### Description of the task
An exact copy of all the data is required, with pictures left out.
/---
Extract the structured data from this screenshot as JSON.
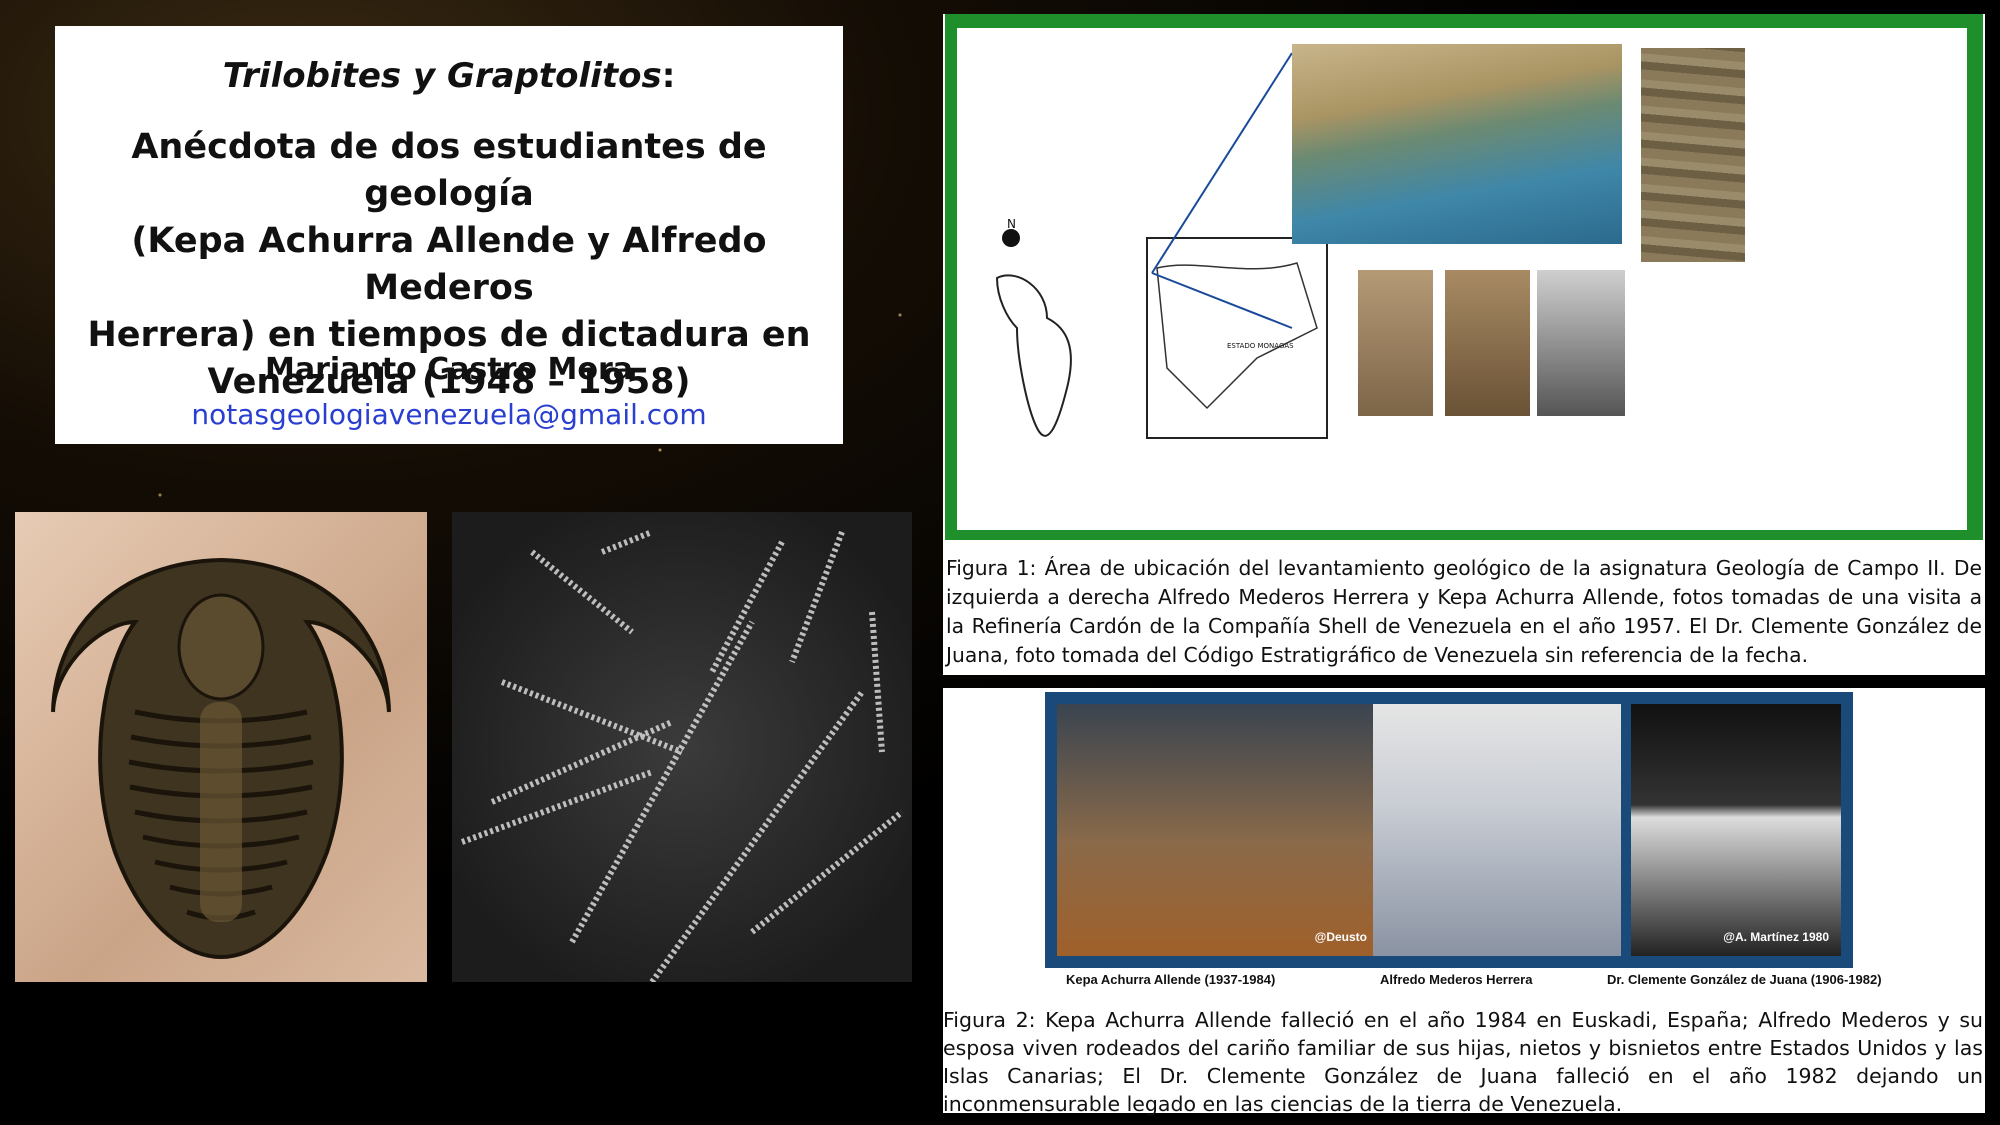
{
  "title_slide": {
    "italic_title": "Trilobites y Graptolitos",
    "title_colon": ":",
    "main_title_lines": [
      "Anécdota de dos estudiantes de geología",
      "(Kepa Achurra Allende y Alfredo Mederos",
      "Herrera) en tiempos de dictadura en",
      "Venezuela (1948 – 1958)"
    ],
    "author": "Marianto Castro Mora",
    "email": "notasgeologiavenezuela@gmail.com"
  },
  "figure1": {
    "caption": "Figura 1: Área de ubicación del levantamiento geológico de la asignatura Geología de Campo II. De izquierda a derecha Alfredo Mederos Herrera y Kepa Achurra Allende, fotos tomadas de una visita a la Refinería Cardón de la Compañía Shell de Venezuela en el año 1957. El Dr. Clemente González de Juana, foto tomada del Código Estratigráfico de Venezuela sin referencia de la fecha.",
    "map_labels": {
      "region": "ESTADO MONAGAS",
      "north": "N"
    }
  },
  "figure2": {
    "photo_labels": [
      "Kepa Achurra Allende (1937-1984)",
      "Alfredo Mederos Herrera",
      "Dr. Clemente González de Juana (1906-1982)"
    ],
    "credits": [
      "@Deusto",
      "@A. Martínez 1980"
    ],
    "caption": "Figura 2: Kepa Achurra Allende falleció en el año 1984 en Euskadi, España; Alfredo Mederos y su esposa viven rodeados del cariño familiar de sus hijas, nietos y bisnietos entre Estados Unidos y las Islas Canarias; El Dr. Clemente González de Juana falleció en el año 1982 dejando un inconmensurable legado en las ciencias de la tierra de Venezuela."
  }
}
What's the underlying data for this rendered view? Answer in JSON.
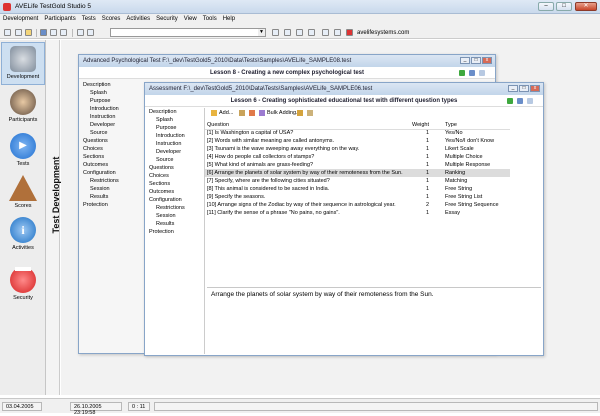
{
  "app": {
    "title": "AVELife TestGold Studio 5"
  },
  "menu": [
    "Development",
    "Participants",
    "Tests",
    "Scores",
    "Activities",
    "Security",
    "View",
    "Tools",
    "Help"
  ],
  "toolbar": {
    "link_text": "avelifesystems.com"
  },
  "sidebar": {
    "items": [
      {
        "label": "Development",
        "icon": "database-icon",
        "color": "#7f8c9b"
      },
      {
        "label": "Participants",
        "icon": "person-icon",
        "color": "#5d4a3c"
      },
      {
        "label": "Tests",
        "icon": "play-icon",
        "color": "#1f6fd0"
      },
      {
        "label": "Scores",
        "icon": "pyramid-icon",
        "color": "#b0703a"
      },
      {
        "label": "Activities",
        "icon": "info-icon",
        "color": "#1a6fc4"
      },
      {
        "label": "Security",
        "icon": "stop-icon",
        "color": "#d42020"
      }
    ]
  },
  "vertical_title": "Test Development",
  "back_window": {
    "title": "Advanced Psychological Test F:\\_dev\\TestGold5_2010\\Data\\Tests\\Samples\\AVELife_SAMPLE08.test",
    "lesson": "Lesson 8 - Creating a new complex psychological test",
    "tree": [
      "Description",
      "Splash",
      "Purpose",
      "Introduction",
      "Instruction",
      "Developer",
      "Source",
      "Questions",
      "Choices",
      "Sections",
      "Outcomes",
      "Configuration",
      "Restrictions",
      "Session",
      "Results",
      "Protection"
    ]
  },
  "front_window": {
    "title": "Assessment F:\\_dev\\TestGold5_2010\\Data\\Tests\\Samples\\AVELife_SAMPLE06.test",
    "lesson": "Lesson 6 - Creating sophisticated educational test with different question types",
    "tree": [
      "Description",
      "Splash",
      "Purpose",
      "Introduction",
      "Instruction",
      "Developer",
      "Source",
      "Questions",
      "Choices",
      "Sections",
      "Outcomes",
      "Configuration",
      "Restrictions",
      "Session",
      "Results",
      "Protection"
    ],
    "toolbar": {
      "add_label": "Add...",
      "bulk_label": "Bulk Adding..."
    },
    "columns": [
      "Question",
      "Weight",
      "Type"
    ],
    "rows": [
      {
        "q": "[1] Is Washington a capital of USA?",
        "w": "1",
        "t": "Yes/No"
      },
      {
        "q": "[2] Words with similar meaning are called antonyms.",
        "w": "1",
        "t": "Yes/No/I don't Know"
      },
      {
        "q": "[3] Tsunami is the wave sweeping away everything on the way.",
        "w": "1",
        "t": "Likert Scale"
      },
      {
        "q": "[4] How do people call collectors of stamps?",
        "w": "1",
        "t": "Multiple Choice"
      },
      {
        "q": "[5] What kind of animals are grass-feeding?",
        "w": "1",
        "t": "Multiple Response"
      },
      {
        "q": "[6] Arrange the planets of solar system by way of their remoteness from the Sun.",
        "w": "1",
        "t": "Ranking"
      },
      {
        "q": "[7] Specify, where are the following cities situated?",
        "w": "1",
        "t": "Matching"
      },
      {
        "q": "[8] This animal is considered to be sacred in India.",
        "w": "1",
        "t": "Free String"
      },
      {
        "q": "[9] Specify the seasons.",
        "w": "1",
        "t": "Free String List"
      },
      {
        "q": "[10] Arrange signs of the Zodiac by way of their sequence in astrological year.",
        "w": "2",
        "t": "Free String Sequence"
      },
      {
        "q": "[11] Clarify the sense of a phrase \"No pains, no gains\".",
        "w": "1",
        "t": "Essay"
      }
    ],
    "preview": "Arrange the planets of solar system by way of their remoteness from the Sun."
  },
  "status": {
    "date": "03.04.2005",
    "datetime": "26.10.2005 23:19:58",
    "timer": "0 : 11"
  }
}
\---
### Task output
Extract the structured data from this screenshot as JSON.
{
  "title_slide": {
    "italic_title": "Trilobites y Graptolitos",
    "title_colon": ":",
    "main_title_lines": [
      "Anécdota de dos estudiantes de geología",
      "(Kepa Achurra Allende y Alfredo Mederos",
      "Herrera) en tiempos de dictadura en",
      "Venezuela (1948 – 1958)"
    ],
    "author": "Marianto Castro Mora",
    "email": "notasgeologiavenezuela@gmail.com"
  },
  "figure1": {
    "caption": "Figura 1: Área de ubicación del levantamiento geológico de la asignatura Geología de Campo II. De izquierda a derecha Alfredo Mederos Herrera y Kepa Achurra Allende, fotos tomadas de una visita a la Refinería Cardón de la Compañía Shell de Venezuela en el año 1957. El Dr. Clemente González de Juana, foto tomada del Código Estratigráfico de Venezuela sin referencia de la fecha.",
    "map_labels": {
      "region": "ESTADO MONAGAS",
      "north": "N"
    }
  },
  "figure2": {
    "photo_labels": [
      "Kepa Achurra Allende (1937-1984)",
      "Alfredo Mederos Herrera",
      "Dr. Clemente González de Juana (1906-1982)"
    ],
    "credits": [
      "@Deusto",
      "@A. Martínez 1980"
    ],
    "caption": "Figura 2: Kepa Achurra Allende falleció en el año 1984 en Euskadi, España; Alfredo Mederos y su esposa viven rodeados del cariño familiar de sus hijas, nietos y bisnietos entre Estados Unidos y las Islas Canarias; El Dr. Clemente González de Juana falleció en el año 1982 dejando un inconmensurable legado en las ciencias de la tierra de Venezuela."
  }
}
What's the underlying data for this rendered view? Answer in JSON.
{
  "app": {
    "title": "AVELife TestGold Studio 5"
  },
  "menu": [
    "Development",
    "Participants",
    "Tests",
    "Scores",
    "Activities",
    "Security",
    "View",
    "Tools",
    "Help"
  ],
  "toolbar": {
    "link_text": "avelifesystems.com"
  },
  "sidebar": {
    "items": [
      {
        "label": "Development",
        "icon": "database-icon",
        "color": "#7f8c9b"
      },
      {
        "label": "Participants",
        "icon": "person-icon",
        "color": "#5d4a3c"
      },
      {
        "label": "Tests",
        "icon": "play-icon",
        "color": "#1f6fd0"
      },
      {
        "label": "Scores",
        "icon": "pyramid-icon",
        "color": "#b0703a"
      },
      {
        "label": "Activities",
        "icon": "info-icon",
        "color": "#1a6fc4"
      },
      {
        "label": "Security",
        "icon": "stop-icon",
        "color": "#d42020"
      }
    ]
  },
  "vertical_title": "Test Development",
  "back_window": {
    "title": "Advanced Psychological Test F:\\_dev\\TestGold5_2010\\Data\\Tests\\Samples\\AVELife_SAMPLE08.test",
    "lesson": "Lesson 8 - Creating a new complex psychological test",
    "tree": [
      "Description",
      "Splash",
      "Purpose",
      "Introduction",
      "Instruction",
      "Developer",
      "Source",
      "Questions",
      "Choices",
      "Sections",
      "Outcomes",
      "Configuration",
      "Restrictions",
      "Session",
      "Results",
      "Protection"
    ]
  },
  "front_window": {
    "title": "Assessment F:\\_dev\\TestGold5_2010\\Data\\Tests\\Samples\\AVELife_SAMPLE06.test",
    "lesson": "Lesson 6 - Creating sophisticated educational test with different question types",
    "tree": [
      "Description",
      "Splash",
      "Purpose",
      "Introduction",
      "Instruction",
      "Developer",
      "Source",
      "Questions",
      "Choices",
      "Sections",
      "Outcomes",
      "Configuration",
      "Restrictions",
      "Session",
      "Results",
      "Protection"
    ],
    "toolbar": {
      "add_label": "Add...",
      "bulk_label": "Bulk Adding..."
    },
    "columns": [
      "Question",
      "Weight",
      "Type"
    ],
    "rows": [
      {
        "q": "[1] Is Washington a capital of USA?",
        "w": "1",
        "t": "Yes/No"
      },
      {
        "q": "[2] Words with similar meaning are called antonyms.",
        "w": "1",
        "t": "Yes/No/I don't Know"
      },
      {
        "q": "[3] Tsunami is the wave sweeping away everything on the way.",
        "w": "1",
        "t": "Likert Scale"
      },
      {
        "q": "[4] How do people call collectors of stamps?",
        "w": "1",
        "t": "Multiple Choice"
      },
      {
        "q": "[5] What kind of animals are grass-feeding?",
        "w": "1",
        "t": "Multiple Response"
      },
      {
        "q": "[6] Arrange the planets of solar system by way of their remoteness from the Sun.",
        "w": "1",
        "t": "Ranking"
      },
      {
        "q": "[7] Specify, where are the following cities situated?",
        "w": "1",
        "t": "Matching"
      },
      {
        "q": "[8] This animal is considered to be sacred in India.",
        "w": "1",
        "t": "Free String"
      },
      {
        "q": "[9] Specify the seasons.",
        "w": "1",
        "t": "Free String List"
      },
      {
        "q": "[10] Arrange signs of the Zodiac by way of their sequence in astrological year.",
        "w": "2",
        "t": "Free String Sequence"
      },
      {
        "q": "[11] Clarify the sense of a phrase \"No pains, no gains\".",
        "w": "1",
        "t": "Essay"
      }
    ],
    "preview": "Arrange the planets of solar system by way of their remoteness from the Sun."
  },
  "status": {
    "date": "03.04.2005",
    "datetime": "26.10.2005 23:19:58",
    "timer": "0 : 11"
  }
}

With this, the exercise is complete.